Types of Evaluations


Developmental evaluations for children between the ages of 3 to 6 may be appropriate when a child demonstrates behaviors such as: meltdowns/ outbursts, delayed learning, limited eye contact, delayed social skills, repetitive motor movements, delayed speech, severe inattention, or restricted interest in certain topics or objects. Through a series of interviews, observations, and testing, information will be collected about the child's developmental history, behavior, language, and cognitive skills. Direct testing with the child and family for developmental evaluations typically takes between 2-4 hours. Diagnoses that may be considered as part of this evaluation includes: autism spectrum disorder (ASD), intellectual disabilities, or language delays. 


Psychoeducational Evaluations​

A psychoeducational evaluation is often used to determine a student's pattern of cognitive and behavioral strengths and weaknesses, and how that pattern is impacting them educationally. These types of evaluations are often utilized when a student is referred to determine if they meet criteria for a specific learning disability in reading (dyslexia), writing (dysgraphia), or math (dyscalculia). Psychoeducational evaluations are similar to neuropsychological evaluations in the scope of information gathered (i.e., information about a student's memory, attention, language, and visual skills will all be collected). However, the focus of the evaluation is primarily an educational, rather than medical, one. These types of evaluations take 7-9 hours of the family's time. 

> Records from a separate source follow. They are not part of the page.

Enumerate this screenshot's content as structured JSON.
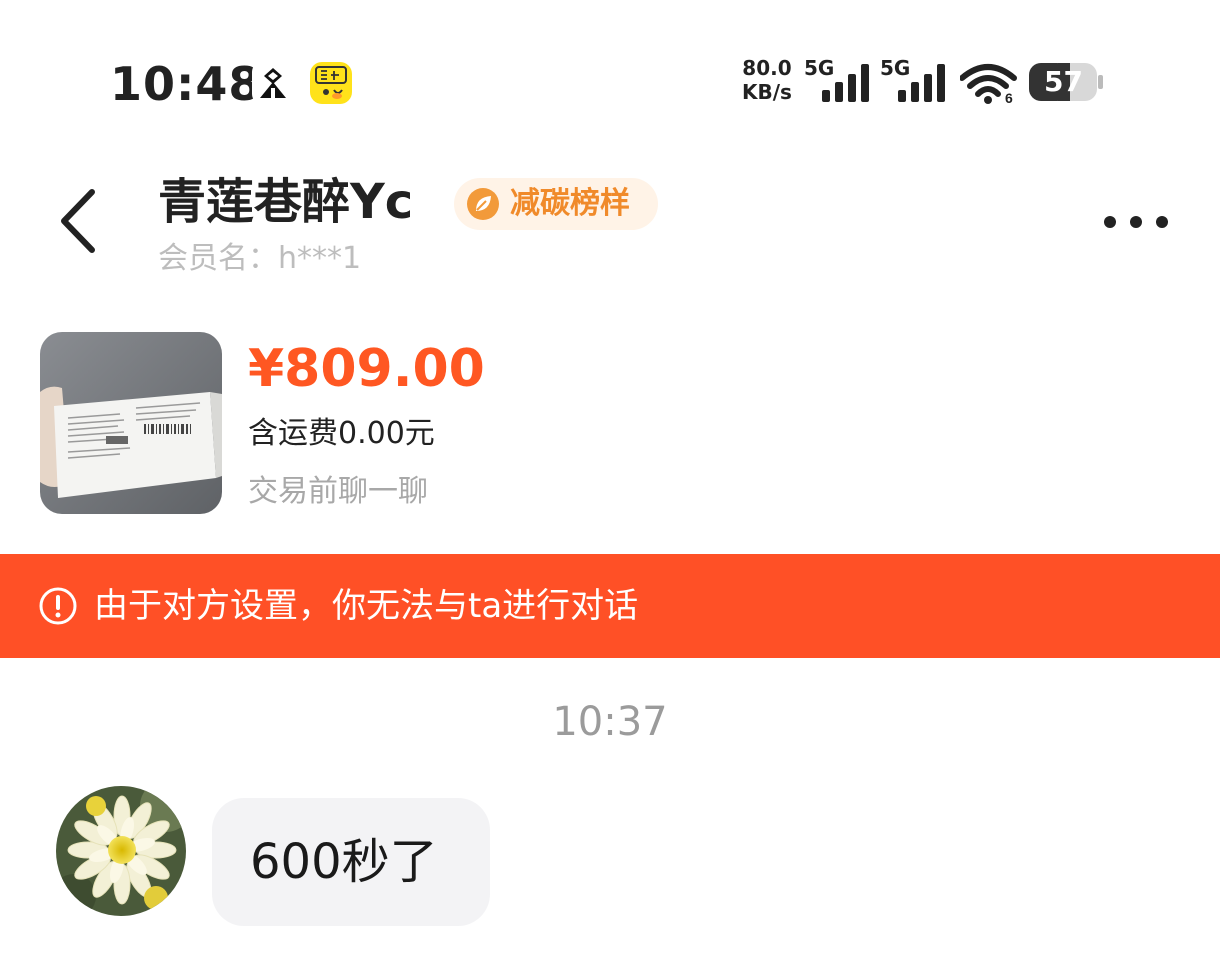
{
  "status_bar": {
    "time": "10:48",
    "net_speed_value": "80.0",
    "net_speed_unit": "KB/s",
    "sim1_label": "5G",
    "sim2_label": "5G",
    "wifi_badge": "6",
    "battery_level": "57",
    "icons": [
      "app-notification-icon",
      "xianyu-app-icon",
      "signal-icon",
      "signal-icon",
      "wifi-icon",
      "battery-icon"
    ]
  },
  "header": {
    "title": "青莲巷醉Yc",
    "badge_label": "减碳榜样",
    "member_label": "会员名：h***1",
    "back_icon": "chevron-left-icon",
    "more_icon": "more-dots-icon"
  },
  "product": {
    "price": "¥809.00",
    "shipping": "含运费0.00元",
    "chat_hint": "交易前聊一聊"
  },
  "banner": {
    "text": "由于对方设置，你无法与ta进行对话",
    "icon": "alert-circle-icon"
  },
  "chat": {
    "timestamp": "10:37",
    "messages": [
      {
        "sender": "other",
        "text": "600秒了"
      }
    ]
  },
  "colors": {
    "accent": "#ff5722",
    "banner": "#ff5026",
    "badge_text": "#f08a2a",
    "badge_bg": "#fff3e7",
    "bubble_bg": "#f3f3f5"
  }
}
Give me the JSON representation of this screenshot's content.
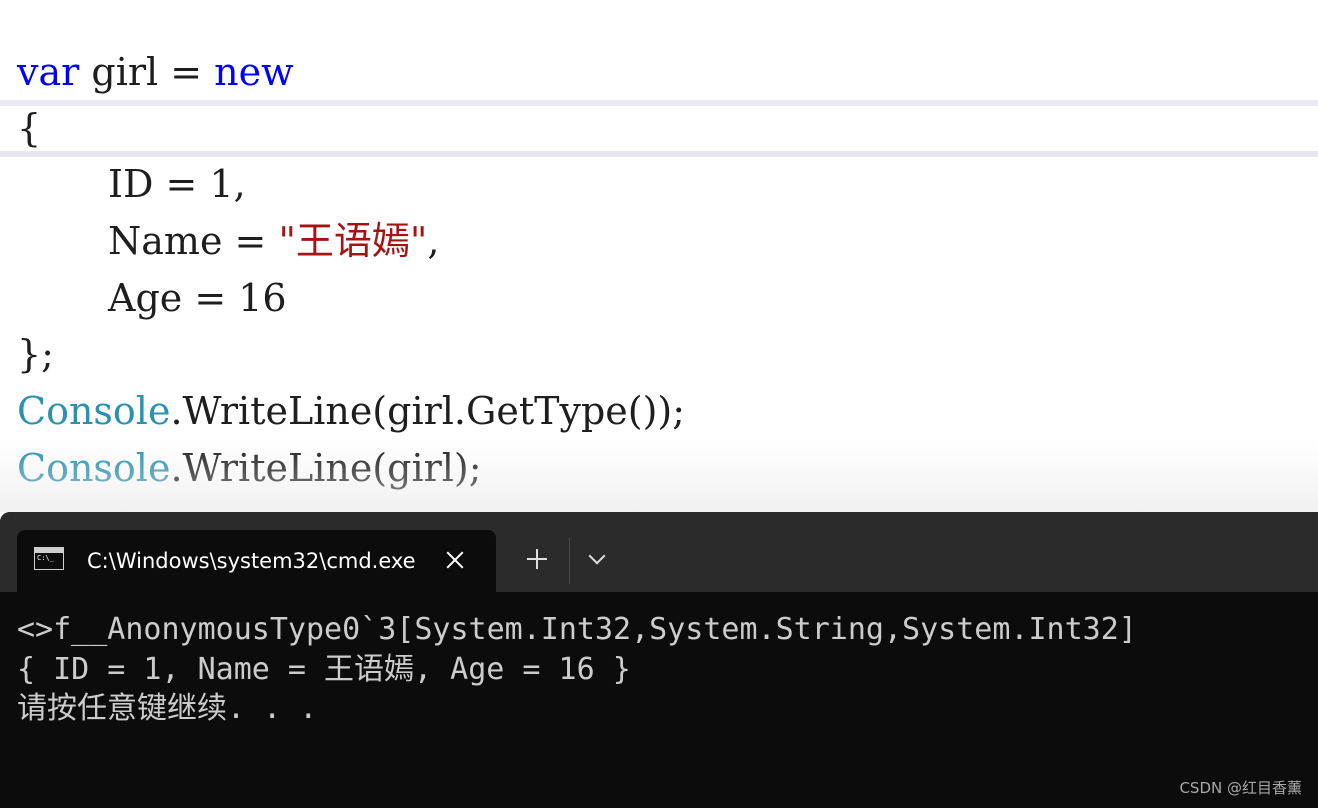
{
  "editor": {
    "line1": {
      "kw1": "var",
      "text1": " girl = ",
      "kw2": "new"
    },
    "line2": {
      "text": "{"
    },
    "line3": {
      "text": "ID = 1,"
    },
    "line4": {
      "text1": "Name = ",
      "str": "\"王语嫣\"",
      "text2": ","
    },
    "line5": {
      "text": "Age = 16"
    },
    "line6": {
      "text": "};"
    },
    "line7": {
      "type": "Console",
      "text": ".WriteLine(girl.GetType());"
    },
    "line8": {
      "type": "Console",
      "text": ".WriteLine(girl);"
    }
  },
  "terminal": {
    "tab_title": "C:\\Windows\\system32\\cmd.exe",
    "output_lines": [
      "<>f__AnonymousType0`3[System.Int32,System.String,System.Int32]",
      "{ ID = 1, Name = 王语嫣, Age = 16 }",
      "请按任意键继续. . ."
    ]
  },
  "watermark": "CSDN @红目香薰",
  "colors": {
    "keyword": "#0000ff",
    "type": "#2b91af",
    "string": "#a31515",
    "terminal_bg": "#0c0c0c",
    "tabbar_bg": "#2b2b2b",
    "terminal_text": "#cccccc"
  },
  "icons": [
    "cmd-icon",
    "close-icon",
    "plus-icon",
    "chevron-down-icon"
  ]
}
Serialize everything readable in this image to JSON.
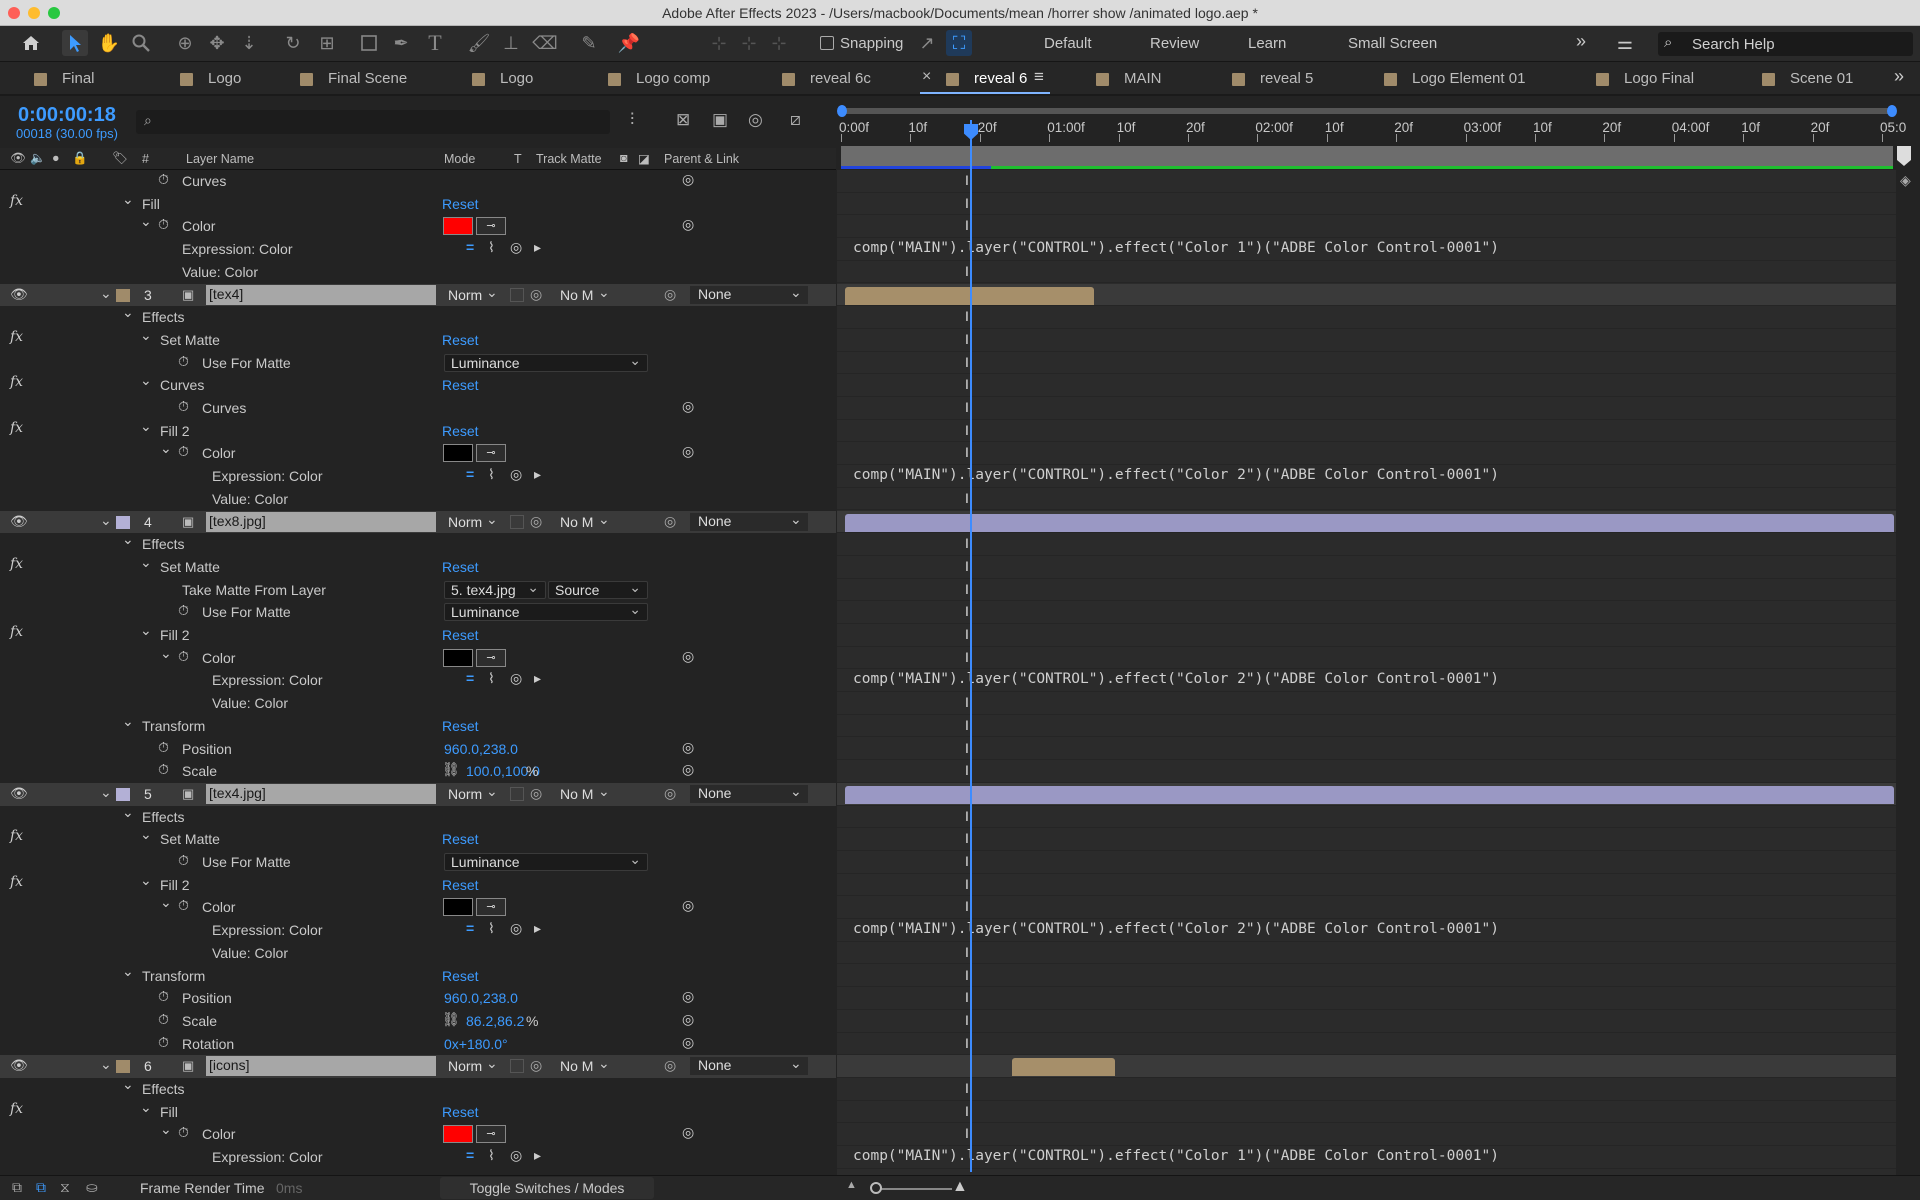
{
  "window": {
    "title": "Adobe After Effects 2023 - /Users/macbook/Documents/mean /horrer show /animated logo.aep *"
  },
  "toolbar": {
    "snapping_label": "Snapping",
    "workspaces": [
      "Default",
      "Review",
      "Learn",
      "Small Screen"
    ],
    "search_placeholder": "Search Help"
  },
  "tabs": [
    {
      "label": "Final"
    },
    {
      "label": "Logo"
    },
    {
      "label": "Final Scene"
    },
    {
      "label": "Logo"
    },
    {
      "label": "Logo comp"
    },
    {
      "label": "reveal 6c"
    },
    {
      "label": "reveal 6",
      "active": true
    },
    {
      "label": "MAIN"
    },
    {
      "label": "reveal 5"
    },
    {
      "label": "Logo Element 01"
    },
    {
      "label": "Logo Final"
    },
    {
      "label": "Scene 01"
    }
  ],
  "comp": {
    "timecode": "0:00:00:18",
    "frame_info": "00018 (30.00 fps)"
  },
  "columns": {
    "num": "#",
    "layer_name": "Layer Name",
    "mode": "Mode",
    "t": "T",
    "track_matte": "Track Matte",
    "parent": "Parent & Link"
  },
  "ruler": {
    "ticks": [
      "0:00f",
      "10f",
      "20f",
      "01:00f",
      "10f",
      "20f",
      "02:00f",
      "10f",
      "20f",
      "03:00f",
      "10f",
      "20f",
      "04:00f",
      "10f",
      "20f",
      "05:0"
    ]
  },
  "rows": [
    {
      "type": "prop",
      "indent": 2,
      "label": "Curves",
      "sw": true
    },
    {
      "type": "effect",
      "indent": 1,
      "label": "Fill",
      "reset": "Reset",
      "fx": true
    },
    {
      "type": "color",
      "indent": 2,
      "label": "Color",
      "swatch": "#ff0000",
      "sw": true
    },
    {
      "type": "expr",
      "indent": 3,
      "label": "Expression: Color",
      "expr": "comp(\"MAIN\").layer(\"CONTROL\").effect(\"Color 1\")(\"ADBE Color Control-0001\")"
    },
    {
      "type": "plain",
      "indent": 3,
      "label": "Value: Color"
    },
    {
      "type": "layer",
      "num": "3",
      "name": "[tex4]",
      "label_color": "#a08b6a",
      "mode": "Norm",
      "matte": "No M",
      "parent": "None",
      "bar": {
        "start": 0,
        "end": 0.237,
        "color": "#a68f6a"
      }
    },
    {
      "type": "group",
      "indent": 1,
      "label": "Effects"
    },
    {
      "type": "effect",
      "indent": 2,
      "label": "Set Matte",
      "reset": "Reset",
      "fx": true
    },
    {
      "type": "dd",
      "indent": 3,
      "label": "Use For Matte",
      "value": "Luminance"
    },
    {
      "type": "effect",
      "indent": 2,
      "label": "Curves",
      "reset": "Reset",
      "fx": true
    },
    {
      "type": "prop",
      "indent": 3,
      "label": "Curves",
      "sw": true
    },
    {
      "type": "effect",
      "indent": 2,
      "label": "Fill 2",
      "reset": "Reset",
      "fx": true
    },
    {
      "type": "color",
      "indent": 3,
      "label": "Color",
      "swatch": "#000000",
      "sw": true
    },
    {
      "type": "expr",
      "indent": 4,
      "label": "Expression: Color",
      "expr": "comp(\"MAIN\").layer(\"CONTROL\").effect(\"Color 2\")(\"ADBE Color Control-0001\")"
    },
    {
      "type": "plain",
      "indent": 4,
      "label": "Value: Color"
    },
    {
      "type": "layer",
      "num": "4",
      "name": "[tex8.jpg]",
      "label_color": "#b3b0d6",
      "mode": "Norm",
      "matte": "No M",
      "parent": "None",
      "bar": {
        "start": 0,
        "end": 1,
        "color": "#9a98c4"
      }
    },
    {
      "type": "group",
      "indent": 1,
      "label": "Effects"
    },
    {
      "type": "effect",
      "indent": 2,
      "label": "Set Matte",
      "reset": "Reset",
      "fx": true
    },
    {
      "type": "dd2",
      "indent": 3,
      "label": "Take Matte From Layer",
      "value": "5. tex4.jpg",
      "value2": "Source"
    },
    {
      "type": "dd",
      "indent": 3,
      "label": "Use For Matte",
      "value": "Luminance"
    },
    {
      "type": "effect",
      "indent": 2,
      "label": "Fill 2",
      "reset": "Reset",
      "fx": true
    },
    {
      "type": "color",
      "indent": 3,
      "label": "Color",
      "swatch": "#000000",
      "sw": true
    },
    {
      "type": "expr",
      "indent": 4,
      "label": "Expression: Color",
      "expr": "comp(\"MAIN\").layer(\"CONTROL\").effect(\"Color 2\")(\"ADBE Color Control-0001\")"
    },
    {
      "type": "plain",
      "indent": 4,
      "label": "Value: Color"
    },
    {
      "type": "group",
      "indent": 1,
      "label": "Transform",
      "reset": "Reset"
    },
    {
      "type": "val",
      "indent": 2,
      "label": "Position",
      "value": "960.0,238.0",
      "sw": true
    },
    {
      "type": "scale",
      "indent": 2,
      "label": "Scale",
      "value": "100.0,100.0",
      "unit": "%",
      "sw": true
    },
    {
      "type": "layer",
      "num": "5",
      "name": "[tex4.jpg]",
      "label_color": "#b3b0d6",
      "mode": "Norm",
      "matte": "No M",
      "parent": "None",
      "bar": {
        "start": 0,
        "end": 1,
        "color": "#9a98c4"
      }
    },
    {
      "type": "group",
      "indent": 1,
      "label": "Effects"
    },
    {
      "type": "effect",
      "indent": 2,
      "label": "Set Matte",
      "reset": "Reset",
      "fx": true
    },
    {
      "type": "dd",
      "indent": 3,
      "label": "Use For Matte",
      "value": "Luminance"
    },
    {
      "type": "effect",
      "indent": 2,
      "label": "Fill 2",
      "reset": "Reset",
      "fx": true
    },
    {
      "type": "color",
      "indent": 3,
      "label": "Color",
      "swatch": "#000000",
      "sw": true
    },
    {
      "type": "expr",
      "indent": 4,
      "label": "Expression: Color",
      "expr": "comp(\"MAIN\").layer(\"CONTROL\").effect(\"Color 2\")(\"ADBE Color Control-0001\")"
    },
    {
      "type": "plain",
      "indent": 4,
      "label": "Value: Color"
    },
    {
      "type": "group",
      "indent": 1,
      "label": "Transform",
      "reset": "Reset"
    },
    {
      "type": "val",
      "indent": 2,
      "label": "Position",
      "value": "960.0,238.0",
      "sw": true
    },
    {
      "type": "scale",
      "indent": 2,
      "label": "Scale",
      "value": "86.2,86.2",
      "unit": "%",
      "sw": true
    },
    {
      "type": "val",
      "indent": 2,
      "label": "Rotation",
      "value": "0x+180.0°",
      "sw": true
    },
    {
      "type": "layer",
      "num": "6",
      "name": "[icons]",
      "label_color": "#a08b6a",
      "mode": "Norm",
      "matte": "No M",
      "parent": "None",
      "bar": {
        "start": 0.159,
        "end": 0.257,
        "color": "#a68f6a"
      }
    },
    {
      "type": "group",
      "indent": 1,
      "label": "Effects"
    },
    {
      "type": "effect",
      "indent": 2,
      "label": "Fill",
      "reset": "Reset",
      "fx": true
    },
    {
      "type": "color",
      "indent": 3,
      "label": "Color",
      "swatch": "#ff0000",
      "sw": true
    },
    {
      "type": "expr",
      "indent": 4,
      "label": "Expression: Color",
      "expr": "comp(\"MAIN\").layer(\"CONTROL\").effect(\"Color 1\")(\"ADBE Color Control-0001\")"
    }
  ],
  "status": {
    "frame_render_label": "Frame Render Time",
    "frame_render_value": "0ms",
    "toggle_label": "Toggle Switches / Modes"
  },
  "colors": {
    "accent": "#3d9bff",
    "panel": "#2b2b2b"
  }
}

A psychological evaluation is often used to assess the route of emotional or behavioral concerns. A psychological evaluation may be useful when a child is demonstrating anxiety, depression, withdrawal, emotional instability, anger, or behavioral outbursts. Psychological evaluations typically take 3-5 hours of the family's time. Diagnoses that may be considered as a result of this type of evaluation include: depression, anxiety, Autism Spectrum Disorder (ASD), Oppositional Defiant Disorder (ODD), Conduct Disorder, Obsessive Compulsive Disorder (OCD), Disruptive Mood Dysregulation Disorder (DMDD), and emerging personality disorders. 

Neuropsychological Evaluations​

A neuropsychological assessment is a non-invasive, comprehensive evaluation that assesses how the brain works. A series of "tests" are given to assess an individual's attention, memory, processing speed, language, visual-spatial,  problem solving, and learning skills. Neuropsychological evaluations are often administered for known or suspected brain injuries, seizure disorders, brain tumors, or other behavioral or medical conditions that impact brain functioning. They may also be useful in detecting non-traditional learning or attentional disorders. These types of evaluations take 7-12 hours of the family's time. They are more medically focused than psychoeducational evaluations. 



Attention concerns are one of the primary reasons parents seek evaluations for children. This type of evaluation is helpful when determining if a child meets diagnostic criteria for Attention Deficit/ Hyperactivity Disorder (AD/HD; including what was previously referred to as "ADD"). This type of evaluation incorporates parent information, teacher information (with parent consent), observations, cognitive testing, and select neuropsychological testing to determine if the child demonstrates patterns of cognitive strengths and weaknesses that are consistent with an individual with an attention disorder. AD/HD evaluations typically take 3-5 hours of the family's time.